Penelope Skinner’s latest play is, at heart, a sex farce. It begins like a gender-reversed Seven Year Itch, complete with a stifling heat wave and kettles which simmer in sympathy with boiling desires, yet by the conclusion Skinner has created a portrait of sexual instability which is as convincingly real as it is unsettling.
Becky (Romola Garai) is happy with her marriage and ambivalent about her pregnancy, and thrown into chaos by her suddenly raging libido and her husband’s total refusal to satisfy it. Against the backdrop of a middle-class existence in a sleepy Home Counties village she turns first to pornography and then to local lotharios to quell her urges, with consequences which throw doubts upon everything she has excluded from her outwardly perfect life.

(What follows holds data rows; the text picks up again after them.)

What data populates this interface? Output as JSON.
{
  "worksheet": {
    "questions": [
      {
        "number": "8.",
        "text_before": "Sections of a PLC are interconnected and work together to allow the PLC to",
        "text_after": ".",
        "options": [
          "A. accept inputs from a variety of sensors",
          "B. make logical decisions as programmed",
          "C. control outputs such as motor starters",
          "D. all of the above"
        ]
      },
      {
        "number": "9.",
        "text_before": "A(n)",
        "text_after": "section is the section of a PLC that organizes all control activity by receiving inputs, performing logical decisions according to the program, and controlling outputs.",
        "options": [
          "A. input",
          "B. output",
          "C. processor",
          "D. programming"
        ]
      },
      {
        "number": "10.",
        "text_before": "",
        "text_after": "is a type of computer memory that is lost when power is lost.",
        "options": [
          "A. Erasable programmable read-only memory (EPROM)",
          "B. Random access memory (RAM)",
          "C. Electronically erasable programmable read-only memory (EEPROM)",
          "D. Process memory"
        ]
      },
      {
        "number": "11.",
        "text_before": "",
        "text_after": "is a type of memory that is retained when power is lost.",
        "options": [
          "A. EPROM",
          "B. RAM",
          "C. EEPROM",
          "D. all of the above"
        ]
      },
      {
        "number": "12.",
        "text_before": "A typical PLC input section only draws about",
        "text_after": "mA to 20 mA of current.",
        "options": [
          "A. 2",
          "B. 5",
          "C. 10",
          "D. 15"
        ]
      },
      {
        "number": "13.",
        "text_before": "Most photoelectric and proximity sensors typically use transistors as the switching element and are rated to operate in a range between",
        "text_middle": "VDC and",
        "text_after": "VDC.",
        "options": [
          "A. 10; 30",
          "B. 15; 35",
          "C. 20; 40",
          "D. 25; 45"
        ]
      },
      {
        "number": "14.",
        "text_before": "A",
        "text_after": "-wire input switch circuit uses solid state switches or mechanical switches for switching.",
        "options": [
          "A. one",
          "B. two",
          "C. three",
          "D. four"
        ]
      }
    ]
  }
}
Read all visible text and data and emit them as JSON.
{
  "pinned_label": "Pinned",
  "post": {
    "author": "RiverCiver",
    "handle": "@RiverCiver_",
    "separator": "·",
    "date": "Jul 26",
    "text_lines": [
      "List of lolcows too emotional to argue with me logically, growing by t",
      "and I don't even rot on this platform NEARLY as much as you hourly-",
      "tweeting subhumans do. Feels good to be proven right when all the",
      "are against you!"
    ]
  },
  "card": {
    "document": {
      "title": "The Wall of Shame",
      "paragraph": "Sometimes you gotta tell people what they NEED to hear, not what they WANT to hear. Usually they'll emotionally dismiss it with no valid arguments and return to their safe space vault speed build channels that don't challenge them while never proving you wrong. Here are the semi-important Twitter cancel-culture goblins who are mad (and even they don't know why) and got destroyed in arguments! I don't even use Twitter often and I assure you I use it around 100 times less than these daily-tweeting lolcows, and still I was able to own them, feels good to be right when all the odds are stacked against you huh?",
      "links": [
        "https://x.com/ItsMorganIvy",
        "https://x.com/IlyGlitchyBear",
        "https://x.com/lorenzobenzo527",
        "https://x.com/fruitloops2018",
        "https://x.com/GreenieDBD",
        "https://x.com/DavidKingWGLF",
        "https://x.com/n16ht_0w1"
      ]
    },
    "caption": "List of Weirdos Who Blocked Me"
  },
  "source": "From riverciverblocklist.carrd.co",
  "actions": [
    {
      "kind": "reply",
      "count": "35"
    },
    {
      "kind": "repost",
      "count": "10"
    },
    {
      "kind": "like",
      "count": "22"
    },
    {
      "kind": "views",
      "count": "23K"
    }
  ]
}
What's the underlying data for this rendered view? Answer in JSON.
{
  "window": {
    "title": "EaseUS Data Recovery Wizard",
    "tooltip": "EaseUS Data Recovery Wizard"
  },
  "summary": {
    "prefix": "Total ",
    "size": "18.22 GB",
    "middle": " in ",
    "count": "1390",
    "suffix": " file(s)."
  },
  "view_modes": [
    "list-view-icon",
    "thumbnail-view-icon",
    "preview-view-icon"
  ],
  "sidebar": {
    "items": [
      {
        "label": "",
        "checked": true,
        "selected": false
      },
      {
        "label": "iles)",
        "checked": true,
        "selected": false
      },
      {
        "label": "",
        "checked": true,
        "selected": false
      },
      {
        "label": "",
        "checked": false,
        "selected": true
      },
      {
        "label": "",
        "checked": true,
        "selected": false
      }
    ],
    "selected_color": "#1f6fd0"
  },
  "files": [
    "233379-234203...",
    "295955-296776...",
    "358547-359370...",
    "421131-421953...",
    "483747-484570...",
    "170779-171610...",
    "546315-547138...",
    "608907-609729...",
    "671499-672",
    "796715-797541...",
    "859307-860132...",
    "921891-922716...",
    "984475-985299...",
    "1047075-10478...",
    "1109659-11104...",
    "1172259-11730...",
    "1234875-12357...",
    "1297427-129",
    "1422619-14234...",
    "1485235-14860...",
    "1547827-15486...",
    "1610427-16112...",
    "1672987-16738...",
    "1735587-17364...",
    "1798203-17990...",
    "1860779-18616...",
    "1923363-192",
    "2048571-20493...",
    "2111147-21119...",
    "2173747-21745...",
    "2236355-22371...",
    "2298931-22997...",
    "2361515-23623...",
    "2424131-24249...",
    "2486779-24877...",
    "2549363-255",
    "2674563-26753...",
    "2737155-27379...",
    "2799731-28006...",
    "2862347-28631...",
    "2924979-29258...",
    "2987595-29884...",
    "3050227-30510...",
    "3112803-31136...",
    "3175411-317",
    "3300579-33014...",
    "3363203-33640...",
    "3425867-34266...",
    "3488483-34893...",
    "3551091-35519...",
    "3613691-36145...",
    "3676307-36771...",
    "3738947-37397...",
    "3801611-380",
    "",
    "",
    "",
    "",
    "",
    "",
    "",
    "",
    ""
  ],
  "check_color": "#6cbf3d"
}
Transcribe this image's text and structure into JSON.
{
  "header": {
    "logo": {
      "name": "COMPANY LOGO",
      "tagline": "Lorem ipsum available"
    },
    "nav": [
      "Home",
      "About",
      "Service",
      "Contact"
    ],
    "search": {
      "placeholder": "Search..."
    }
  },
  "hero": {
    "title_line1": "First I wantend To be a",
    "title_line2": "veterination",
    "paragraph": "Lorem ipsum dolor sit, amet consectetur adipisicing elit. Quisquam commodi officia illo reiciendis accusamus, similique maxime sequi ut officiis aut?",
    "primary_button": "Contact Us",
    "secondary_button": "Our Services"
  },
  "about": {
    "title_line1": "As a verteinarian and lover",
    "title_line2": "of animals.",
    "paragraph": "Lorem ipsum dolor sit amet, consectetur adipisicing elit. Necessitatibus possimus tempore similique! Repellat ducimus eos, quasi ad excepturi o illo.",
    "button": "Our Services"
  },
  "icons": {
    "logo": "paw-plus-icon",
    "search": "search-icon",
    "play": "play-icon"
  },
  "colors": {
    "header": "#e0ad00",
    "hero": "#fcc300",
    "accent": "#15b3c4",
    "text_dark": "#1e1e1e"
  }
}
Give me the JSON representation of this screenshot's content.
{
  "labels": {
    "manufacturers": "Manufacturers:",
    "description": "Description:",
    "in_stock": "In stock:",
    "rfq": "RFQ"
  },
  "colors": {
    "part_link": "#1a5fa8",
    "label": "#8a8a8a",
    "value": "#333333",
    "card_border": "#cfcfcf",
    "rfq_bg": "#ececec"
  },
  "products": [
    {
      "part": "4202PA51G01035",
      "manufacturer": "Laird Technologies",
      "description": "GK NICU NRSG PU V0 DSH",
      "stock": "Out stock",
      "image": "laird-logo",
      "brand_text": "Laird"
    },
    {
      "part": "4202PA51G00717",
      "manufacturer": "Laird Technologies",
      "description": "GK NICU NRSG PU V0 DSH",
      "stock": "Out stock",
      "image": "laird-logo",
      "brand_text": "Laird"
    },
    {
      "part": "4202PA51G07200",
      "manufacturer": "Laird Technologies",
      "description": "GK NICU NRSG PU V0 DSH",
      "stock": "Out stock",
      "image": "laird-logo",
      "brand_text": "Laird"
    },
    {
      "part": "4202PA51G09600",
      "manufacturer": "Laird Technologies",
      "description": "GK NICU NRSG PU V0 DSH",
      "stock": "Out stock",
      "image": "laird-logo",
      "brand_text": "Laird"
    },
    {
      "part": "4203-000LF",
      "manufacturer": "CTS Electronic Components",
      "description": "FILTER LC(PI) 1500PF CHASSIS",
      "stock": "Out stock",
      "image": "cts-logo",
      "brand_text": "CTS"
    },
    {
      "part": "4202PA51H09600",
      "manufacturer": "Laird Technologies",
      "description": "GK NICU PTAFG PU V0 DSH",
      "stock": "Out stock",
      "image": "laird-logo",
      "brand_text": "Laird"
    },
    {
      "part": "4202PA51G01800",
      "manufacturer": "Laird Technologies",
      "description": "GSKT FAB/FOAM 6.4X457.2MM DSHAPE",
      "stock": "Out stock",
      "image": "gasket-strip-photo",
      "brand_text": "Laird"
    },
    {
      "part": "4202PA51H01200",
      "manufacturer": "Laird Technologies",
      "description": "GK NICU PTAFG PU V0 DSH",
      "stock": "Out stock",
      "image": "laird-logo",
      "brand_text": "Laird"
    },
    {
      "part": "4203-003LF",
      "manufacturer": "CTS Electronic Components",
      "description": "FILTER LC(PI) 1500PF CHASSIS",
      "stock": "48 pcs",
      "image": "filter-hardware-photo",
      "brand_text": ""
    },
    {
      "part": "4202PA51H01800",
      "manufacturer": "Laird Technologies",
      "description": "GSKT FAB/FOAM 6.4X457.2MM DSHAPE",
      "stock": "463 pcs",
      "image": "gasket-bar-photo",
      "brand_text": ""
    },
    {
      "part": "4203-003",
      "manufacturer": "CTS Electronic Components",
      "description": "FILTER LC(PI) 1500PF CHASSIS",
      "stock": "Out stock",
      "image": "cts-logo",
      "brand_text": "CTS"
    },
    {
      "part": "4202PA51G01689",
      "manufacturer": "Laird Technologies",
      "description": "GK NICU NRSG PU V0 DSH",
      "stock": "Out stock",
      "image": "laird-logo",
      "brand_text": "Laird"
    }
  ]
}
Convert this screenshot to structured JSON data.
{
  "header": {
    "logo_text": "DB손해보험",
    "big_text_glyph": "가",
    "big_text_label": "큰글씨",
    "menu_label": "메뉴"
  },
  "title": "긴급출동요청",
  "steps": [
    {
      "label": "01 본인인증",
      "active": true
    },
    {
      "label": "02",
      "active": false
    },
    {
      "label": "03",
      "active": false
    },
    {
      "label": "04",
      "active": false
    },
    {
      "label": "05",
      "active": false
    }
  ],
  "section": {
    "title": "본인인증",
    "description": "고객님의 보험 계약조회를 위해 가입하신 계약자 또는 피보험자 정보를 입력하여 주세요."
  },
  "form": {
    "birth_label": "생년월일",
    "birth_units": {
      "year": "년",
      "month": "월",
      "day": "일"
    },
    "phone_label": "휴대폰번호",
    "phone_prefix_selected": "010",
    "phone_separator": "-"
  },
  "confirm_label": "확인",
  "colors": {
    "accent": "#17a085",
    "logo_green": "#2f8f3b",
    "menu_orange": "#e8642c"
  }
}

Garai is incredible in the central role, mapping Becky’s descent from sparky, glowing intelligence to an incomprehensible hunger in perfect, subtle steps.Likewise, her relationship with her appallingly caring husband John (a perfectly cast Nicholas Burns) is brilliantly observed. The world of organic butchers and canvas bags which John inhabits has never felt more cloying nor more true. Similarly, Alexandra Gilbreath’s performance of village bore Jenny is masterfully irritating. The stifling country escape of thatched cottages and sprawling barn conversions creates a thrillingly inappropriate backdrop to Becky’s late night masturbation and the script’s knowingly kitsch double entendres.
Skinner has taken the skill for incisive observations of modern sexuality which she displayed to considerable effect in Fucked and developed it into a masterful indictment of gender hypocrisy. The scene in which Becky squirmingly negotiates Jenny’s assumption that it is John’s overactive sex drive which is causing their marital breakdown, an acceptable problem for a middle-class couple to experience, is exquisitely horrid.
Perhaps because of the emotional gulf between the broad comedy with which it opens and the subsequent unfolding horror, there are occasional incongruous moments and an unfortunate sag towards the middle, but taken as a whole The Village Bike is terrific. Design elements, from the use of poor-man’s-process to David McSeveney’s witty sound design, which swings from cod-classical overture to pornstar orgasms, are perfectly judged.
On one level Skinner has reached into the darker territories of sexual fantasy and power relations, yet on another she has found something far more original. The baby chairs, pregnancy manuals and tinkling bedtime mobiles which Becky is assaulted with become gradually monstrous against her imprecations of individuality. Maternity is placed in stark opposition to personal autonomy, and though there is little strength in Becky’s flings, they sound out like desperate shrieks from the prison of imminent motherhood. There are other threads here too, including discomfiting allusions to the Foucauldian hysterical woman, the woman brutalised by her own excessive sexual yearnings.